WASHINGTON — If you think rosé wine couldn’t possibly get any better, prepare to have your mind blown — or at least frozen.
This summer, Pinterest boards, Instagram feeds and bar menus across the country are filled with a cool cocktail that’s become the darling drink of 2016. It’s frozen rosé, or frosé for short.
“On a hot summer day, the only way to get it better is to freeze it,” said Justin Sievers, the general manager at Bar Primi in Manhattan’s East Village, one of a number of restaurants that’s serving frosé this season.
Earlier this year, Sievers and his team at Bar Primi purchased a frozen drink machine to make frozen negronis. When summer’s heat and humidity set in, the group started brainstorming additional uses for the gadget, and a wine-based drink piqued interests.

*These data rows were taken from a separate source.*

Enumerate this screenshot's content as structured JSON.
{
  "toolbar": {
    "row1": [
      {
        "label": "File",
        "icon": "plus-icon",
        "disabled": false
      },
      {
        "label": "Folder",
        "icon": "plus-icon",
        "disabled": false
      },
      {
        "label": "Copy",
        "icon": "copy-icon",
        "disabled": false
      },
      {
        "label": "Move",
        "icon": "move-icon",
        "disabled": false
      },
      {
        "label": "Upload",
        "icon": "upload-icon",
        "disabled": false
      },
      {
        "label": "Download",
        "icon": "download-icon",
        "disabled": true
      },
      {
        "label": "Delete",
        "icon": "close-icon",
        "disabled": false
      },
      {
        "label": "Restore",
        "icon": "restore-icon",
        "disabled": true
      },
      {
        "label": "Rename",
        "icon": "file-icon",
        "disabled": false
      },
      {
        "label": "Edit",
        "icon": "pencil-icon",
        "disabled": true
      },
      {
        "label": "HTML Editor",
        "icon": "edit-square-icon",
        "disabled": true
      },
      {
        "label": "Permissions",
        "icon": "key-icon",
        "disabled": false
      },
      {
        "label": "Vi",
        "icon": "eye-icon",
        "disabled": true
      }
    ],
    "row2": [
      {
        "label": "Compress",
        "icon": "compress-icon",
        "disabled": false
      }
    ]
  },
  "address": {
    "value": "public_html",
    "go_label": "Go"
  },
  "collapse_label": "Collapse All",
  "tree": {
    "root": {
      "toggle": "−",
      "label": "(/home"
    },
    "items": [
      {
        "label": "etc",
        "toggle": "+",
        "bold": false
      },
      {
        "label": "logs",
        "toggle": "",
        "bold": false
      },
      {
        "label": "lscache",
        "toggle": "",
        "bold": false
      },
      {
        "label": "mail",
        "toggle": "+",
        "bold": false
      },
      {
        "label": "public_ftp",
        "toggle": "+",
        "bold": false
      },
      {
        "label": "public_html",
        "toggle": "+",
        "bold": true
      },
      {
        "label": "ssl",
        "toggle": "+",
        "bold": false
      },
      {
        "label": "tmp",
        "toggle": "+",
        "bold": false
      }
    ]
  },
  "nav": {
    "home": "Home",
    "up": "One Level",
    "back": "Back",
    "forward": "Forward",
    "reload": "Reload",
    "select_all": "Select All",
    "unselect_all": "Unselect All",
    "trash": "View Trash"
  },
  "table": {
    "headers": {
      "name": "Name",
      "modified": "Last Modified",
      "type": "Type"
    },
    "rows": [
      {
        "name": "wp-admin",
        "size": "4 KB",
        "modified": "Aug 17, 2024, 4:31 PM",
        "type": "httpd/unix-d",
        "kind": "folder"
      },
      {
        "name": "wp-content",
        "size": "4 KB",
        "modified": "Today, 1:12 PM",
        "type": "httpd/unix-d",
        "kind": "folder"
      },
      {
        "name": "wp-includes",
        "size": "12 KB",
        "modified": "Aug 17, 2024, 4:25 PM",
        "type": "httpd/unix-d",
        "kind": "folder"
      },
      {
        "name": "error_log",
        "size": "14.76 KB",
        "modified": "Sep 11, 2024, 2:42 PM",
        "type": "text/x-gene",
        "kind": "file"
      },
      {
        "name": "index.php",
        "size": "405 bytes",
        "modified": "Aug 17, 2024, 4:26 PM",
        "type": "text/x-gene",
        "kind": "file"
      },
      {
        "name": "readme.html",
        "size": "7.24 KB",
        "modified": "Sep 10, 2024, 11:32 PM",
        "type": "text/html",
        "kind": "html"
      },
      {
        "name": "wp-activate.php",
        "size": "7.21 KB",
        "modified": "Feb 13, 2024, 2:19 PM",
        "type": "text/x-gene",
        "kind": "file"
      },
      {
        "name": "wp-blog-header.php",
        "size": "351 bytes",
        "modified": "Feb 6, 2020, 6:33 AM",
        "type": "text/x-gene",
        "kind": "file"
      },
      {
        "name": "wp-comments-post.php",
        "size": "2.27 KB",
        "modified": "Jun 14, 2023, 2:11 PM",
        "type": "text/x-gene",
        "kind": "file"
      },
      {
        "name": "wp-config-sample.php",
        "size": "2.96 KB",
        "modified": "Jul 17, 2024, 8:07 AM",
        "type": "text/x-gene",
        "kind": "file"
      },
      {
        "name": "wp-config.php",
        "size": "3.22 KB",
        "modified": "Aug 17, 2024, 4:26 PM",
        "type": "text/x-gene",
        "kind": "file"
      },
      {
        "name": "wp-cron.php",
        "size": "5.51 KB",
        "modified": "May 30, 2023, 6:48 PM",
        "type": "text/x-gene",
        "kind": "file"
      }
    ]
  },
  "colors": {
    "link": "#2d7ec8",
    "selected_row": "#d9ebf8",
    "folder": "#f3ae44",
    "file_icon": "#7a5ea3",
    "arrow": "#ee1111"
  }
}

“Even as an adult, you want something super cold and refreshing … Just because it’s a frozen drink doesn’t mean it has to be a sugary, sweet sort of drink, so we decided to do something that’s a little bit nicer,” Sievers said.
They experimented with rosé, a pink-colored wine that gets its hue from the skins of red grapes.
“[We said] it’s rosé season, let’s just dump some rosé in there and see what happens,” Sievers said.
And frosé was born.
Bar Primi isn’t the only restaurant serving the frozen wine drink. In fact, several spots in the D.C. area are making their own, including Arcuri, Macon Bistro & Larder and Lyman’s Tavern, DC Eater reports.
Food-focused magazines like Bon Appétit and Real Simple have also jumped on the frosé bandwagon, publishing recipes for the drink.
If you don’t have a frozen drink machine at home, Sievers says frosé is still relatively simple to throw together — and perfect for summer’s hot weekends. The most important thing, he says, is to freeze the rosé ahead of time. Don’t just throw chilled rosé into a blender with ice.
“That’s going to water it down and just kind of make the consistency not as nice,” he said.
Rather, empty a bottle of rosé into a plastic container (preferably one with a lid) and freeze it for a few hours or overnight. Take it out when the texture is similar to a slushie.
“You can scoop it out, almost as like a sorbet or granita, and that gives you your base of frozen rosé,” Sievers said.
Then, throw in a little vermouth for flavor and strawberry puree for color and texture, and blend it all together.
“It gives it a little extra body and flavor, because as you freeze rosé, it tends to kind of dampen some of the flavors,” Sievers said.
“That way you’re not diluting it at all, and you’re still getting that nice frozen drink texture.”